Kenneth Cooke was born August 8,1925 in East Kirkby, Nottinghamshire, a coal mining district.  He indicated that he had a rough early life growing up:   there was a general strike, and there was no income.  He attended school at age 5 and completed his education at age 14, and then had to find employment.  Ken was employed at the ROF Armaments Factory in Nottinghamshire.  As an office boy he kept the timecards for employees and delivered messages.  Ken’s father was a coal miner who worked with the St. John Ambulance; due to his experience there, Ken’s father was drafted into the Royal Army Medical Corps in York. Ken’s father observed the evacuation of POW’s at Dunkirk for repatriation; he also traveled to the US, South Africa and the Suez Canal, and he observed action during the invasion of Sicily.
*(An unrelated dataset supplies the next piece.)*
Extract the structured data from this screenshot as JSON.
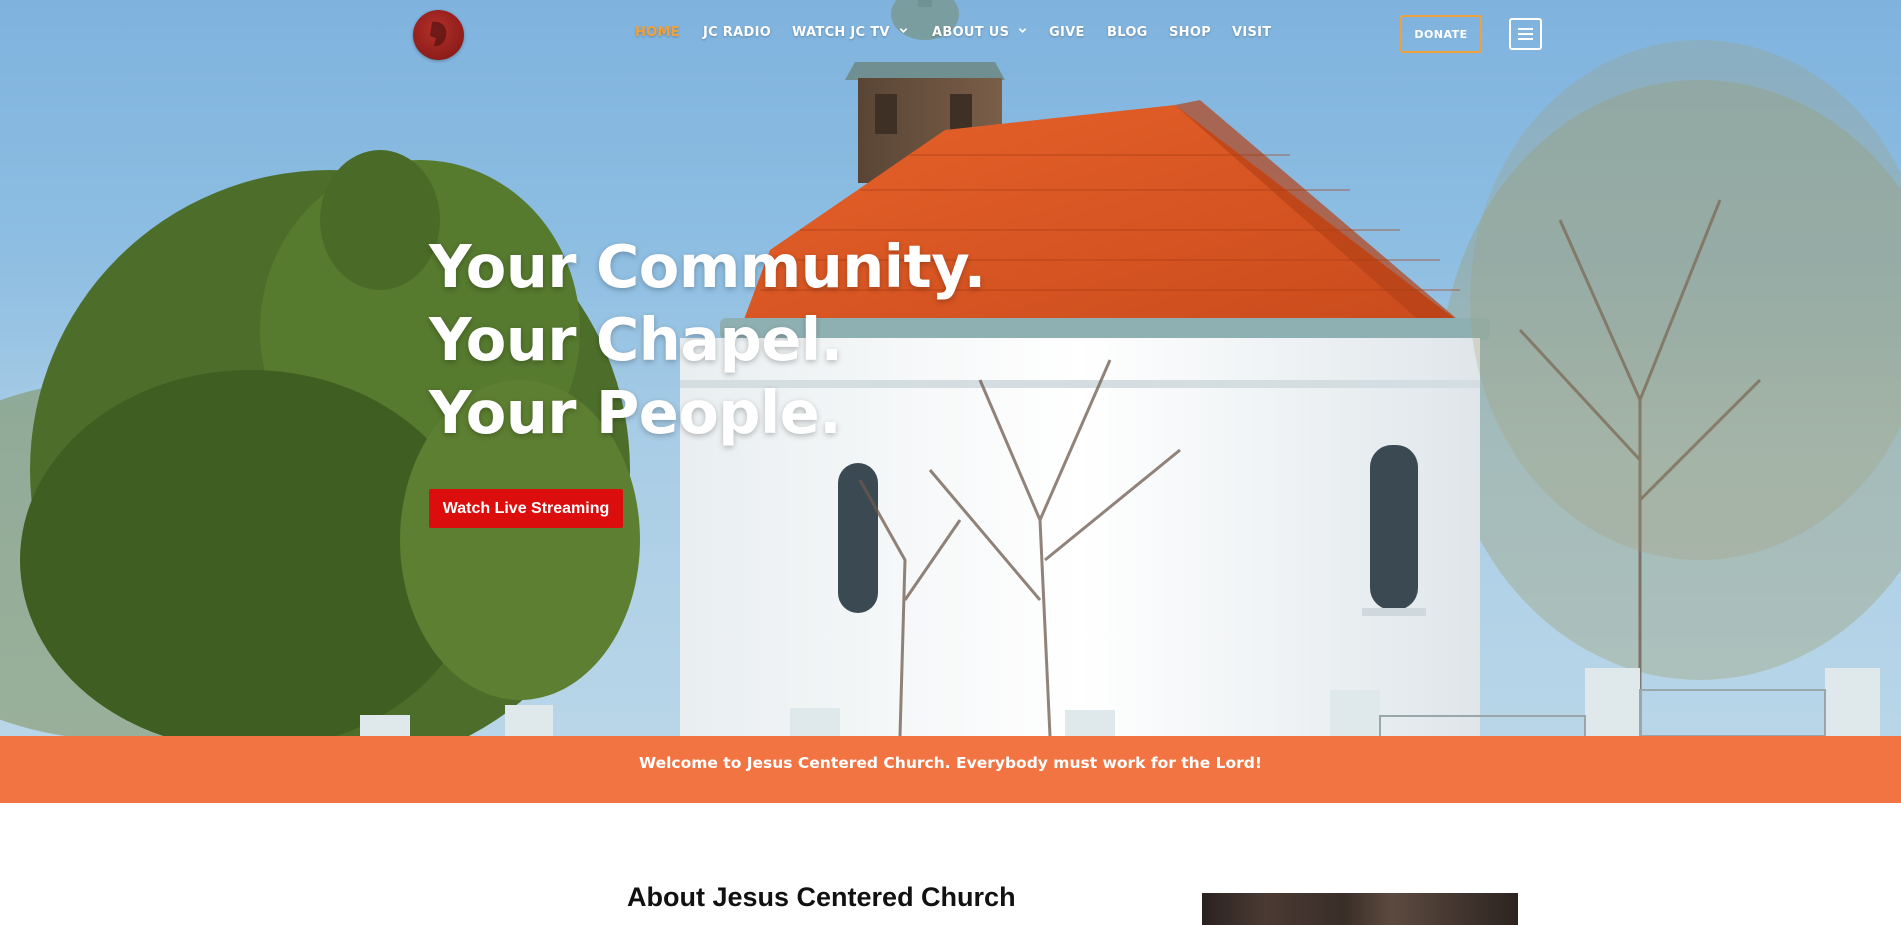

For his part, Ken was employed with Rowntrees confectionery factory in York in1943.  Ken did not experience the worst of the Blitz, but York was bombed twice.  Ken received his draft notice in 1943, after his 18th birthday.  His parents were upset that he was going to serve in the military.  Ken and several friends reported to the Richmond Barracks in Yorkshire.  During 1943-1944 Ken was assigned to the Green Howards, the Yorkshire infantry regiment.  Ken indicated that there was no specific training for the D-Day.  He remarked, “we were cannon fodder!”  On D-Day Ken crossed the English Channel, after reveille awoke him at 3:00 AM.  Ken landed in the second wave on Gold Beach in 6″ of water and was bothered that his socks were wet!  Ken’s 50th Division, 6th Battalion cleared villages and marched another 8-9 miles.  He was wounded July 4, 1944 from a shell explosion in Hottot-les-Bagues, France where he received shrapnel in his back.  He was transported to a first-aid station, and then to a field hospital in Bayeux.  Ken boarded a ship for England and was treated at a Scottish hospital, where he was put in a plaster cast from his neck to his waist. He rehabilitated for five months in Scotland.  He was given two weeks leave after which he flew from Leeds to Brussels where he joined the Highland Light Infantry.  They crossed the Rhine to Bremen.  He sustained psychoneurosis during another Bren-Gun-Carrier explosion event and recovered in a Brussels hospital. He was discharged and was transported by the Dakota Air Ambulance.  Ken was informed that he should never have returned to the Army following his injuries he received in Hottot-les-Bagues.  May 8, 1945 at age 19, Ken was demobilized and returned home. He said that there were no visible celebrations in York.  His father came home, and Ken returned to his previous position at Rowntrees.  Ken married in 1949, and his son Steven was born in 1958.  Crestwood students met Ken Cooke via zoom in February 2024.